■ Work to be completed
Copy out each line of the entries where the word "shield" is present.

%%

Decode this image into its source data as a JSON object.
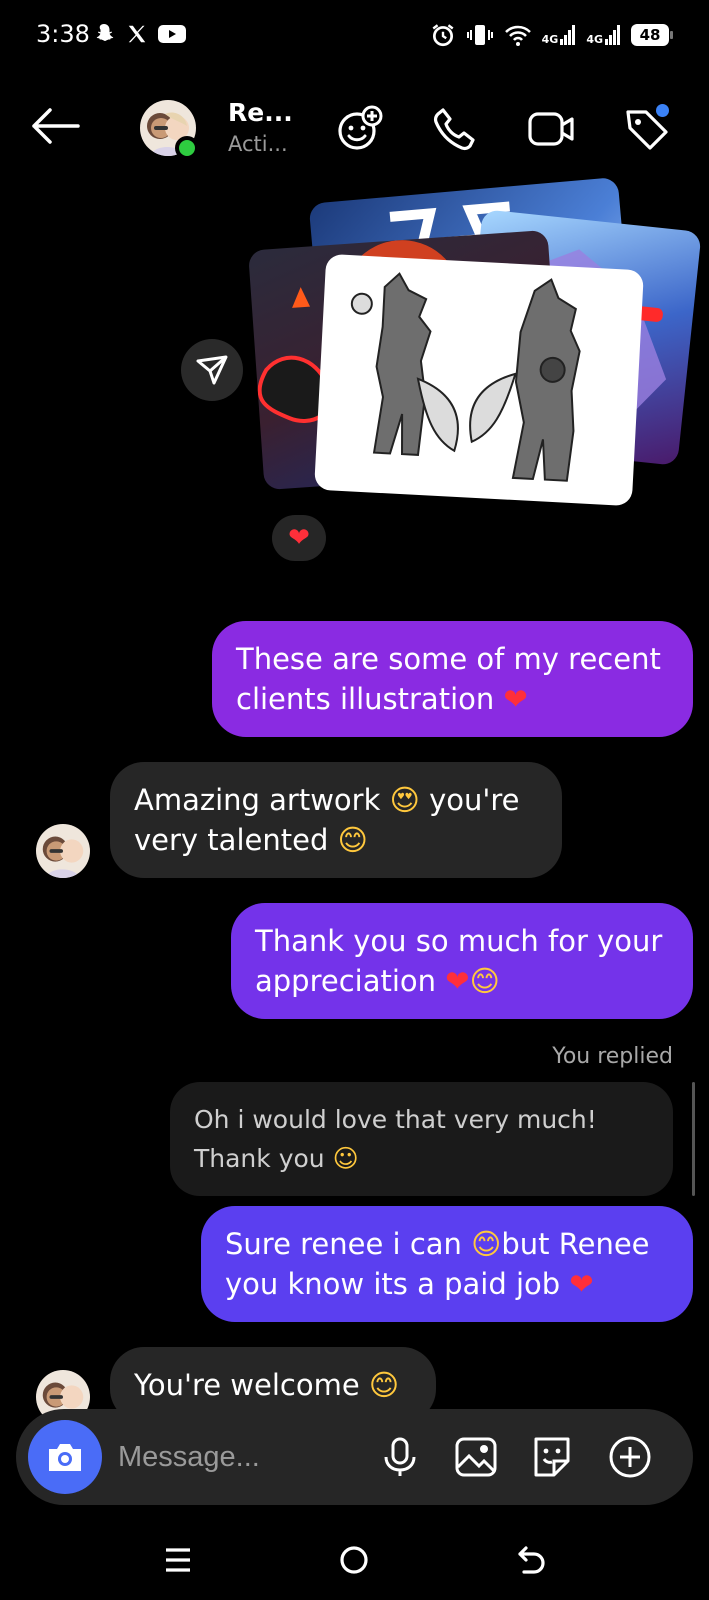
{
  "status_bar": {
    "time": "3:38",
    "left_icons": [
      "snapchat-icon",
      "x-icon",
      "youtube-icon"
    ],
    "right_icons": [
      "alarm-icon",
      "vibrate-icon",
      "wifi-icon",
      "signal-4g-icon",
      "signal-4g-icon"
    ],
    "net1": "4G",
    "net2": "4G",
    "battery": "48"
  },
  "header": {
    "name": "Re...",
    "status": "Acti...",
    "icons": [
      "back-arrow-icon",
      "effects-icon",
      "phone-icon",
      "video-icon",
      "tag-icon"
    ],
    "online_color": "#2ecc40",
    "notification_color": "#3b82f6"
  },
  "media": {
    "reaction": "❤"
  },
  "messages": {
    "m1": {
      "line1": "These are some of my recent",
      "line2": "clients illustration",
      "emoji": "❤"
    },
    "m2": {
      "line1": "Amazing artwork",
      "emoji1": "😍",
      "line1b": "you're",
      "line2": "very talented",
      "emoji2": "😊"
    },
    "m3": {
      "line1": "Thank you so much for your",
      "line2": "appreciation",
      "emoji1": "❤",
      "emoji2": "😊"
    },
    "replied_label": "You replied",
    "quoted": {
      "line1": "Oh i would love that very much!",
      "line2": "Thank you",
      "emoji": "☺"
    },
    "m4": {
      "line1a": "Sure renee i can",
      "emoji1": "😊",
      "line1b": "but Renee",
      "line2": "you know its a paid job",
      "emoji2": "❤"
    },
    "m5": {
      "text": "You're welcome",
      "emoji": "😊"
    }
  },
  "composer": {
    "placeholder": "Message...",
    "icons": [
      "camera-icon",
      "microphone-icon",
      "gallery-icon",
      "sticker-icon",
      "plus-icon"
    ]
  },
  "colors": {
    "outgoing_top": "#8a2be2",
    "outgoing_bottom": "#5b3ff0",
    "incoming": "#262626",
    "camera_button": "#4a6cf7"
  },
  "navbar": {
    "icons": [
      "menu-icon",
      "home-icon",
      "back-icon"
    ]
  }
}
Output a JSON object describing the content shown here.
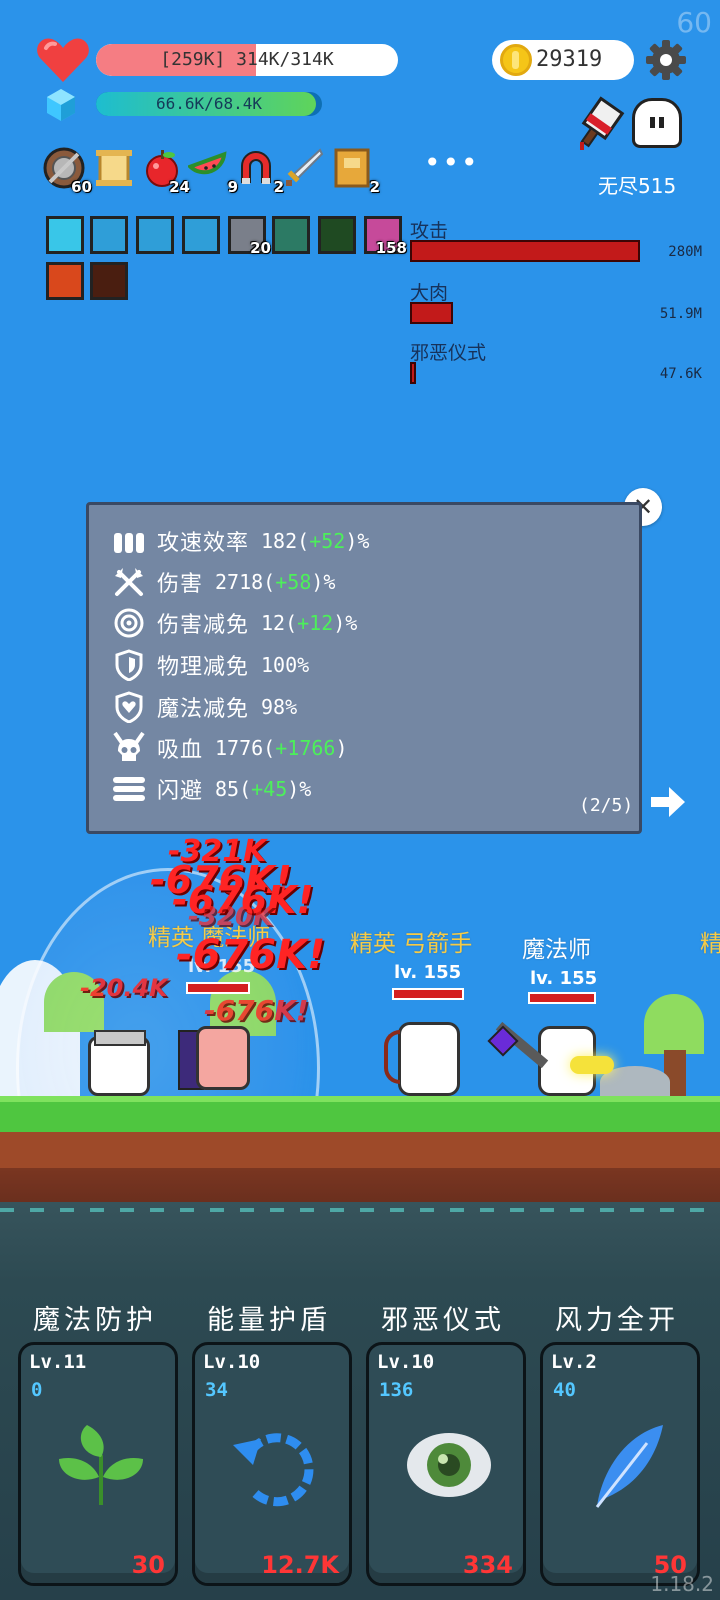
{
  "fps": "60",
  "version": "1.18.2",
  "hp": {
    "text": "[259K] 314K/314K",
    "fraction": 0.53
  },
  "mp": {
    "text": "66.6K/68.4K",
    "fraction": 0.974
  },
  "coins": "29319",
  "mode": "无尽515",
  "items": [
    {
      "icon": "shield-icon",
      "count": "60"
    },
    {
      "icon": "scroll-icon",
      "count": ""
    },
    {
      "icon": "apple-icon",
      "count": "24"
    },
    {
      "icon": "watermelon-icon",
      "count": "9"
    },
    {
      "icon": "magnet-icon",
      "count": "2"
    },
    {
      "icon": "sword-icon",
      "count": ""
    },
    {
      "icon": "book-icon",
      "count": "2"
    }
  ],
  "more": "•••",
  "buffs": [
    {
      "icon": "light-buff-icon",
      "count": ""
    },
    {
      "icon": "vortex-buff-icon",
      "count": ""
    },
    {
      "icon": "vortex-buff-icon",
      "count": ""
    },
    {
      "icon": "vortex-buff-icon",
      "count": ""
    },
    {
      "icon": "chest-buff-icon",
      "count": "20"
    },
    {
      "icon": "spirit-buff-icon",
      "count": ""
    },
    {
      "icon": "poison-buff-icon",
      "count": ""
    },
    {
      "icon": "bunny-buff-icon",
      "count": "158"
    },
    {
      "icon": "fire-buff-icon",
      "count": ""
    },
    {
      "icon": "burn-buff-icon",
      "count": ""
    }
  ],
  "damage_stats": [
    {
      "label": "攻击",
      "value": "280M",
      "fraction": 1.0
    },
    {
      "label": "大肉",
      "value": "51.9M",
      "fraction": 0.185
    },
    {
      "label": "邪恶仪式",
      "value": "47.6K",
      "fraction": 0.02
    }
  ],
  "stats": [
    {
      "icon": "bullets-icon",
      "name": "攻速效率",
      "base": "182(",
      "bonus": "+52",
      "tail": ")%"
    },
    {
      "icon": "crossed-axes-icon",
      "name": "伤害",
      "base": "2718(",
      "bonus": "+58",
      "tail": ")%"
    },
    {
      "icon": "target-icon",
      "name": "伤害减免",
      "base": "12(",
      "bonus": "+12",
      "tail": ")%"
    },
    {
      "icon": "shield-outline-icon",
      "name": "物理减免",
      "base": "100%",
      "bonus": "",
      "tail": ""
    },
    {
      "icon": "heart-shield-icon",
      "name": "魔法减免",
      "base": "98%",
      "bonus": "",
      "tail": ""
    },
    {
      "icon": "skull-icon",
      "name": "吸血",
      "base": "1776(",
      "bonus": "+1766",
      "tail": ")"
    },
    {
      "icon": "dash-lines-icon",
      "name": "闪避",
      "base": "85(",
      "bonus": "+45",
      "tail": ")%"
    }
  ],
  "page_indicator": "(2/5)",
  "enemies": [
    {
      "name": "精英 弓箭手",
      "elite": true,
      "level": "lv. 155"
    },
    {
      "name": "魔法师",
      "elite": false,
      "level": "lv. 155"
    },
    {
      "name": "精英 魔法师",
      "elite": true,
      "level": "lv. 155"
    },
    {
      "name": "精",
      "elite": true,
      "level": ""
    }
  ],
  "floating_damage": [
    "-321K",
    "-676K!",
    "-676K!",
    "-320K",
    "-676K!",
    "-676K!",
    "-20.4K"
  ],
  "skills": [
    {
      "name": "魔法防护",
      "level": "Lv.11",
      "energy": "0",
      "cost": "30",
      "icon": "leaf-icon"
    },
    {
      "name": "能量护盾",
      "level": "Lv.10",
      "energy": "34",
      "cost": "12.7K",
      "icon": "refresh-arrow-icon"
    },
    {
      "name": "邪恶仪式",
      "level": "Lv.10",
      "energy": "136",
      "cost": "334",
      "icon": "eye-icon"
    },
    {
      "name": "风力全开",
      "level": "Lv.2",
      "energy": "40",
      "cost": "50",
      "icon": "feather-icon"
    }
  ],
  "colors": {
    "sky": "#2b93ea",
    "hp": "#f57d83",
    "panel": "#7487a3",
    "bonus": "#4cf05a",
    "damage": "#ff2424"
  }
}
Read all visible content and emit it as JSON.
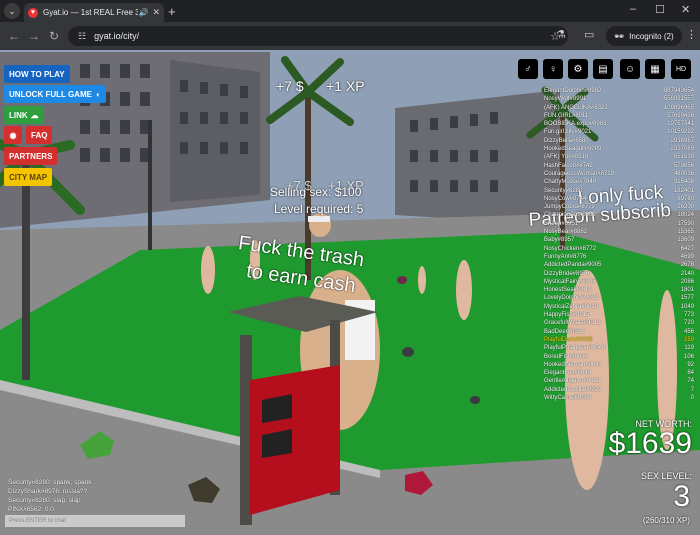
{
  "browser": {
    "tab_title": "Gyat.io — 1st REAL Free 3D",
    "url": "gyat.io/city/",
    "incognito_label": "Incognito (2)"
  },
  "menu": {
    "how_to_play": "HOW TO PLAY",
    "unlock": "UNLOCK FULL GAME",
    "link": "LINK",
    "faq": "FAQ",
    "partners": "PARTNERS",
    "city_map": "CITY MAP"
  },
  "hud": {
    "reward_cash_top": "+7 $",
    "reward_xp_top": "+1 XP",
    "reward_cash_mid": "+7 $",
    "reward_xp_mid": "+1 XP",
    "selling_sex": "Selling sex: $100",
    "level_required": "Level required: 5",
    "tip_line1": "Fuck the trash",
    "tip_line2": "to earn cash",
    "billboard_line1": "I only fuck",
    "billboard_line2": "Patreon subscrib",
    "net_worth_label": "NET WORTH:",
    "net_worth_value": "$1639",
    "sex_level_label": "SEX LEVEL:",
    "sex_level_value": "3",
    "xp_progress": "(260/310 XP)",
    "xp_fraction": 0.839
  },
  "leaderboard": [
    {
      "name": "ElegantDolphin#8982",
      "score": "887943654"
    },
    {
      "name": "NosyWolf#8991",
      "score": "558091557"
    },
    {
      "name": "(AFK) ANGELIKA#8322",
      "score": "109896965"
    },
    {
      "name": "FUN.GIRL#8011",
      "score": "57699436"
    },
    {
      "name": "BOOBIEKA.expo#8983",
      "score": "19757341"
    },
    {
      "name": "Fun.girl.city#9021",
      "score": "10159292"
    },
    {
      "name": "DizzyBella#8580",
      "score": "2918967"
    },
    {
      "name": "HookedSeagull#9009",
      "score": "2337069"
    },
    {
      "name": "(AFK) Yuri#8918",
      "score": "651599"
    },
    {
      "name": "HashFalcon#8742",
      "score": "579856"
    },
    {
      "name": "CourageousWoman#8719",
      "score": "480036"
    },
    {
      "name": "ChattyMoose#7848",
      "score": "315408"
    },
    {
      "name": "Security#8280",
      "score": "182401"
    },
    {
      "name": "NosyCow#8744",
      "score": "69780"
    },
    {
      "name": "JumpyCobra#8779",
      "score": "26200"
    },
    {
      "name": "CharmingAnt#8969",
      "score": "18024"
    },
    {
      "name": "Sheep#8951",
      "score": "17590"
    },
    {
      "name": "NosyBear#8882",
      "score": "15365"
    },
    {
      "name": "Baby#8957",
      "score": "13609"
    },
    {
      "name": "NosyChicken#8772",
      "score": "6427"
    },
    {
      "name": "FunnyAnt#8776",
      "score": "4699"
    },
    {
      "name": "AddictedPanda#9005",
      "score": "2678"
    },
    {
      "name": "DizzyBride#8976",
      "score": "2140"
    },
    {
      "name": "MysticalFairy#8906",
      "score": "2086"
    },
    {
      "name": "HonestSeal#9018",
      "score": "1801"
    },
    {
      "name": "LovelyDolphin#9033",
      "score": "1577"
    },
    {
      "name": "MysticalZebra#9019",
      "score": "1049"
    },
    {
      "name": "HappyFish#8915",
      "score": "773"
    },
    {
      "name": "GracefulWhale#9012",
      "score": "720"
    },
    {
      "name": "BadDeer#8932",
      "score": "456"
    },
    {
      "name": "PlayfulDuck#9038",
      "score": "259",
      "me": true
    },
    {
      "name": "PlayfulPolarBear#9040",
      "score": "119"
    },
    {
      "name": "BoredFish#9034",
      "score": "106"
    },
    {
      "name": "HookedWoman#9037",
      "score": "92"
    },
    {
      "name": "ElegantFox#8943",
      "score": "84"
    },
    {
      "name": "GentleAlligator#9022",
      "score": "74"
    },
    {
      "name": "AddictedGorilla#8920",
      "score": "7"
    },
    {
      "name": "WittyCamel#9039",
      "score": "0"
    }
  ],
  "chat": [
    {
      "user": "Security#8280:",
      "msg": "spank, spank"
    },
    {
      "user": "DizzyShark#8976:",
      "msg": "russia??"
    },
    {
      "user": "Security#8280:",
      "msg": "slap, slap"
    },
    {
      "user": "PINX#8562:",
      "msg": "0.0"
    }
  ],
  "chat_placeholder": "Press ENTER to chat",
  "colors": {
    "blue_button": "#1565c0",
    "red_button": "#d32f2f",
    "yellow_button": "#f5c400",
    "grass": "#1f9a2e",
    "highlight_player": "#ffd800"
  }
}
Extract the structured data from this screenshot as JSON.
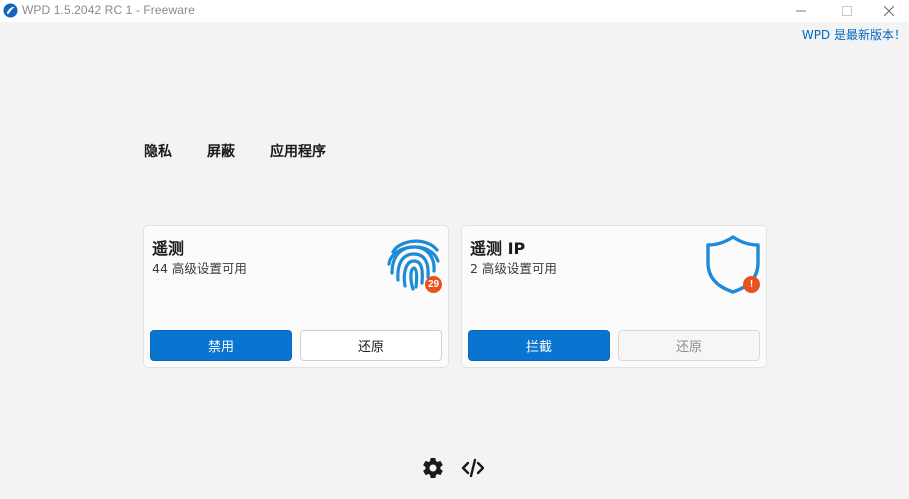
{
  "window": {
    "title": "WPD 1.5.2042 RC 1 - Freeware",
    "icon": "wpd-logo-icon"
  },
  "status": {
    "update_text": "WPD 是最新版本！"
  },
  "tabs": [
    {
      "label": "隐私"
    },
    {
      "label": "屏蔽"
    },
    {
      "label": "应用程序"
    }
  ],
  "cards": [
    {
      "title": "遥测",
      "subtitle": "44 高级设置可用",
      "icon": "fingerprint-icon",
      "badge": "29",
      "primary_label": "禁用",
      "secondary_label": "还原",
      "secondary_enabled": true
    },
    {
      "title": "遥测 IP",
      "subtitle": "2 高级设置可用",
      "icon": "shield-alert-icon",
      "badge": "!",
      "primary_label": "拦截",
      "secondary_label": "还原",
      "secondary_enabled": false
    }
  ],
  "footer": {
    "icons": [
      "gear-icon",
      "code-icon"
    ]
  },
  "colors": {
    "accent": "#0a74d1",
    "badge": "#e8521e",
    "link": "#0067c0",
    "background": "#f3f3f3"
  }
}
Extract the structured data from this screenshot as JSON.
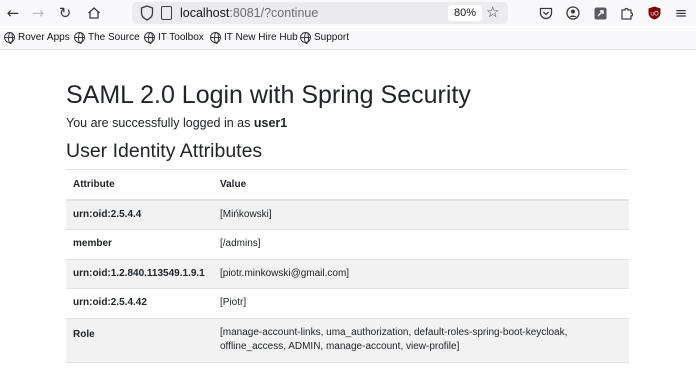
{
  "browser": {
    "url_host": "localhost",
    "url_rest": ":8081/?continue",
    "zoom": "80%"
  },
  "bookmarks": [
    {
      "label": "Rover Apps"
    },
    {
      "label": "The Source"
    },
    {
      "label": "IT Toolbox"
    },
    {
      "label": "IT New Hire Hub"
    },
    {
      "label": "Support"
    }
  ],
  "page": {
    "title": "SAML 2.0 Login with Spring Security",
    "logged_prefix": "You are successfully logged in as ",
    "username": "user1",
    "section_title": "User Identity Attributes"
  },
  "table": {
    "headers": [
      "Attribute",
      "Value"
    ],
    "rows": [
      {
        "attribute": "urn:oid:2.5.4.4",
        "value": "[Mińkowski]"
      },
      {
        "attribute": "member",
        "value": "[/admins]"
      },
      {
        "attribute": "urn:oid:1.2.840.113549.1.9.1",
        "value": "[piotr.minkowski@gmail.com]"
      },
      {
        "attribute": "urn:oid:2.5.4.42",
        "value": "[Piotr]"
      },
      {
        "attribute": "Role",
        "value_line1": "[manage-account-links, uma_authorization, default-roles-spring-boot-keycloak,",
        "value_line2": "offline_access, ADMIN, manage-account, view-profile]"
      }
    ]
  }
}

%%

■ Reply to the task
      "icon": "shield-icon",
      "icon": "shield-outline-icon",
      "icon": "heart-shield-icon",
      "icon": "shield-alert-icon",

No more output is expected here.